I highly recommend reading David’s post, whether you are on the left or the right. And I welcome any dissenting commentary, because I’m interested in seeing if any of you on the right can actually offer a good rebuttal to the things he has to say.
As we enter the final lap of the presidential race, my mind is even more on matters political than usual.
That’s saying something, because I think about politics year round, every year. It’s not that I enjoy politics, because I really don’t. It’s just that they’re important, especially when we have only two parties, with power fairly evenly split between them, and one of those parties is on a fairly constant warpath to ruin everything we’ve accomplished in the past couple of centuries. That party, if you are dense, corrupt, and/or uninformed, is the Republican party.
On the other hand, the Republican party has almost simplified the job of being an informed citizen in America. Once upon a time, issues had to be parsed carefully, and details debated, and the calculus of conscience exercised. But in the past couple of decades, the GOP has arguably made that sort of effort pointless. Now, you can plot a pretty accurate course by just looking at a candidate or an issue and asking “Are the Republicans for him/her/it?” If the answer is “Yes,” odds are you need to be against him/her/it. Unless, of course, you’re filthy rich and don’t care what happens to other people, or you’re a religious nut who cares way too much what other people are doing and thinking.

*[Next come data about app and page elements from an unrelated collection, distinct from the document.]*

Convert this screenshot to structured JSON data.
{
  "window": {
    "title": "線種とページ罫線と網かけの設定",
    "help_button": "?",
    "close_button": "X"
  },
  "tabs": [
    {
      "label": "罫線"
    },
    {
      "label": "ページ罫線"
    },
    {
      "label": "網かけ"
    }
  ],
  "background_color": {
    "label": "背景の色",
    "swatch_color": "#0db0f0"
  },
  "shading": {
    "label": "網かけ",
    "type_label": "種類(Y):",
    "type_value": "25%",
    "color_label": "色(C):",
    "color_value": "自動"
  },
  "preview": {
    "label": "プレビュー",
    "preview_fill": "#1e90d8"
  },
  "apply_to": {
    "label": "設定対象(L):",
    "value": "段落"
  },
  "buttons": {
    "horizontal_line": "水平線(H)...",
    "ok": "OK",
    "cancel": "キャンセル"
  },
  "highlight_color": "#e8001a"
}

This isn’t to say the Democrats are anything near what they should be, but if voting for a Democrat is like inviting a friend into your house who doesn’t like your dog, voting for a Republican is like inviting a crazy hobo with a machete in who promises to kill it and steal all your stuff.
If you argue that both parties are the same, you’re either what they call a low-information voter, too lazy or apathetic to actually pay attention to anything beyond the most superficial available information (Romney was more talkative than Obama in that debate, that must mean he’s a better candidate!), or you’re so naive and/or cynical that you’ve removed yourself to the wilderness of inaction or protest voting. When I see someone cockily post that, in their most wise opinion, it won’t matter who wins, I’m not impressed by their lack of awareness or their world-weary individualism; it’s kind of like watching someone try to eat soup with their fingers.
There is no perfect candidate. There are astronomically different levels of imperfect candidates, though.
Anyway, I come not to praise Democrats, nor to bury Republicans. Rather, in my next post, I want to offer up some ideas I think would greatly improve how our esteemed republic functions, and possibly save it from itself.
Or, rather, from us.
UPDATE: Bit off more than I can chew at the moment, so I guess saving America will have to wait. Maybe after November, when I know whether we’re still moving at least somewhat forward with Obama, or just saying “Fuck it” with a Romney presidency…